- **Required work**:
The entries below are to be repeated verbatim, in full.
── Exercise material
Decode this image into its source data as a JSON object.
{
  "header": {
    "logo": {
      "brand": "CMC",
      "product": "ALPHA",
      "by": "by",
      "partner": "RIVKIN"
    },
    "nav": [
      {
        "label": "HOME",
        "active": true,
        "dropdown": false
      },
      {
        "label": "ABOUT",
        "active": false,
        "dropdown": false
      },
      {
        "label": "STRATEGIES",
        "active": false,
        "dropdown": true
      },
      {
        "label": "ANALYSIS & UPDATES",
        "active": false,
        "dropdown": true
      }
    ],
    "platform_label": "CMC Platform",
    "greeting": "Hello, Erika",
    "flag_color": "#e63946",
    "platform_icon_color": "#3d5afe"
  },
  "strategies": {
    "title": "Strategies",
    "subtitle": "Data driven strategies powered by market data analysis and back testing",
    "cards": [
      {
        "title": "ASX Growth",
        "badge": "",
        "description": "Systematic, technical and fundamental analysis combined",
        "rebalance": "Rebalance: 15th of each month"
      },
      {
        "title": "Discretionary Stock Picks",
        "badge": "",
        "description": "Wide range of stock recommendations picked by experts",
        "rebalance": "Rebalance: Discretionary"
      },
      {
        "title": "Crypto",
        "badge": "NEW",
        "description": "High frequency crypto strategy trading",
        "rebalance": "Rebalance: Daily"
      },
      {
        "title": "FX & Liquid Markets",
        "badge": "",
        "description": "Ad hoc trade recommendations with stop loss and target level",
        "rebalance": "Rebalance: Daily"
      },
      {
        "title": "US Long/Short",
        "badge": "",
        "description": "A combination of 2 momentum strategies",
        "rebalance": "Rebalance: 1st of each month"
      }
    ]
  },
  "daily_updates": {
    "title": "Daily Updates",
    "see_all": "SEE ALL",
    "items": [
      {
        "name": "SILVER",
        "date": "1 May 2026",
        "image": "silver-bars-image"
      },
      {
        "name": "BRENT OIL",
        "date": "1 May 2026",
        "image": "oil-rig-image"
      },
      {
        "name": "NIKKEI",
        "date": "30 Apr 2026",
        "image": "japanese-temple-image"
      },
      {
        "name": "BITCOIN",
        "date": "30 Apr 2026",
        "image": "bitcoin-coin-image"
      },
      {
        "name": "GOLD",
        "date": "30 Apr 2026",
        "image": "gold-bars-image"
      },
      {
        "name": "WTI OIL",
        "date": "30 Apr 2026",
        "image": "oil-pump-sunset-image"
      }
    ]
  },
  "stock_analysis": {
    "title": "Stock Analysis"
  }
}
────
- **Expected answer**:
Decode this image into its source data as a JSON object.
{
  "header": {
    "logo": {
      "brand": "CMC",
      "product": "ALPHA",
      "by": "by",
      "partner": "RIVKIN"
    },
    "nav": [
      {
        "label": "HOME",
        "active": true,
        "dropdown": false
      },
      {
        "label": "ABOUT",
        "active": false,
        "dropdown": false
      },
      {
        "label": "STRATEGIES",
        "active": false,
        "dropdown": true
      },
      {
        "label": "ANALYSIS & UPDATES",
        "active": false,
        "dropdown": true
      }
    ],
    "platform_label": "CMC Platform",
    "greeting": "Hello, Erika",
    "flag_color": "#e63946",
    "platform_icon_color": "#3d5afe"
  },
  "strategies": {
    "title": "Strategies",
    "subtitle": "Data driven strategies powered by market data analysis and back testing",
    "cards": [
      {
        "title": "ASX Growth",
        "badge": "",
        "description": "Systematic, technical and fundamental analysis combined",
        "rebalance": "Rebalance: 15th of each month"
      },
      {
        "title": "Discretionary Stock Picks",
        "badge": "",
        "description": "Wide range of stock recommendations picked by experts",
        "rebalance": "Rebalance: Discretionary"
      },
      {
        "title": "Crypto",
        "badge": "NEW",
        "description": "High frequency crypto strategy trading",
        "rebalance": "Rebalance: Daily"
      },
      {
        "title": "FX & Liquid Markets",
        "badge": "",
        "description": "Ad hoc trade recommendations with stop loss and target level",
        "rebalance": "Rebalance: Daily"
      },
      {
        "title": "US Long/Short",
        "badge": "",
        "description": "A combination of 2 momentum strategies",
        "rebalance": "Rebalance: 1st of each month"
      }
    ]
  },
  "daily_updates": {
    "title": "Daily Updates",
    "see_all": "SEE ALL",
    "items": [
      {
        "name": "SILVER",
        "date": "1 May 2026",
        "image": "silver-bars-image"
      },
      {
        "name": "BRENT OIL",
        "date": "1 May 2026",
        "image": "oil-rig-image"
      },
      {
        "name": "NIKKEI",
        "date": "30 Apr 2026",
        "image": "japanese-temple-image"
      },
      {
        "name": "BITCOIN",
        "date": "30 Apr 2026",
        "image": "bitcoin-coin-image"
      },
      {
        "name": "GOLD",
        "date": "30 Apr 2026",
        "image": "gold-bars-image"
      },
      {
        "name": "WTI OIL",
        "date": "30 Apr 2026",
        "image": "oil-pump-sunset-image"
      }
    ]
  },
  "stock_analysis": {
    "title": "Stock Analysis"
  }
}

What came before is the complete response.